Robin Wilson has been a member of the Board since 2002. He retired as General Manager of New Zealand Children and Young Persons Service in 1994 after more than 22 years in Social Welfare. During this time he had responsibility at various levels for juvenile justice, including the management of institutions for young offenders. He also played a role in developing culturally appropriate services for Māori and Pacific people. Mr Wilson has a detailed knowledge of prison administration.
Members (new appointees)
Michael Christensen has had a career spanning a variety of positions including Chief Executive of a kiwifruit distribution company, 10 years in the real estate industry and nine years with the New Zealand Police, retiring with the rank of sergeant. He currently works as a line-haul driver for a transport company. Mr Christensen is a Justice of the Peace and is a former Chairperson of the now disestablished Bay of Plenty Legal Services Committee.

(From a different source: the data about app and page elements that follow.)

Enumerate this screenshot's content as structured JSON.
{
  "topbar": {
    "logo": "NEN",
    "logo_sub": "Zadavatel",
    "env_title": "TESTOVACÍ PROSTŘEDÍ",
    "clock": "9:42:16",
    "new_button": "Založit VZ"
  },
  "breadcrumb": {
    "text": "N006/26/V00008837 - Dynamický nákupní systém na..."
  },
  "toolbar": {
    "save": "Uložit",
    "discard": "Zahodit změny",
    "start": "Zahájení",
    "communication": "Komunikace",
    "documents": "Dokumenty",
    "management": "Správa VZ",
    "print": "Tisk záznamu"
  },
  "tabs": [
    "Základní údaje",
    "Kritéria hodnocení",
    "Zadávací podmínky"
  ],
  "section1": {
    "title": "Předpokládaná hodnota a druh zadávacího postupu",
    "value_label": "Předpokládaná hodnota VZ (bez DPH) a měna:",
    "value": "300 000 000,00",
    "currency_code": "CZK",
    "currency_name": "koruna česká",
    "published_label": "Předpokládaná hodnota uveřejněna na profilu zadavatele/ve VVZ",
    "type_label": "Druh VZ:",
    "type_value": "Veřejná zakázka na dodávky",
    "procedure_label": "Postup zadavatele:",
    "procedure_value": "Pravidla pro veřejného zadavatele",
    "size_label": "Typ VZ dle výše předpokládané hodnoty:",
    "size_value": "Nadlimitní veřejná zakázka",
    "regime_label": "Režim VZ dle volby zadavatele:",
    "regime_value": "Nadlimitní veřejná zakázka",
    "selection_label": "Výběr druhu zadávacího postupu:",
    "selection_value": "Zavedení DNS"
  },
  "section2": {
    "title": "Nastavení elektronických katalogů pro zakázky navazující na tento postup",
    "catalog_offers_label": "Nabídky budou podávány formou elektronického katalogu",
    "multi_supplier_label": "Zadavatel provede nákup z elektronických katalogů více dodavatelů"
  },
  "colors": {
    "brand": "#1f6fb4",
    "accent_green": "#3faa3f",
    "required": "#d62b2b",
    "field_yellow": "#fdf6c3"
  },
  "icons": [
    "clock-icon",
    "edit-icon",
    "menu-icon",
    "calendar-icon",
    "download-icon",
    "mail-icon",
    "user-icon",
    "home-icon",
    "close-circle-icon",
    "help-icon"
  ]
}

Stephen Paul has been employed as a Reintegration Coordinator, Te Piriti Special Treatment Unit at Auckland Prison since 2006. In this role he has regularly contributed to Parole Board reports. He has previously spent 28 years in the Royal New Zealand Navy and from 1997 to 2004 provided cultural advice and support to successive Chiefs of the Defence Force and other senior military officers. His tribal affiliations are to Nga Puhi, Ngāti Kahu, Te Aupouri and Ngāti Kuri.
Alick Shaw works as a member and director on the boards of Crown Entities, Council Controlled Organisations and sits as an independent commissioner in Resource Management Act hearings under the jurisdiction of the Wellington City Council. He is also extensively involved in voluntary, sporting, cultural and community organisations and privately held companies. Mr Shaw served three terms as a Wellington City Councillor, six years of which he was the Deputy Mayor.
Kathryn Snook has
practised law for nearly 20 years both in private practice
and as an in-house solicitor in the public sector. Her most
recent employment was with Minter Ellison Rudd Watts from
2008 to 2010 and with the Office of Treaty Settlements,
Ministry of Justice from 2004 to 2008. She has a sound
knowledge of the criminal justice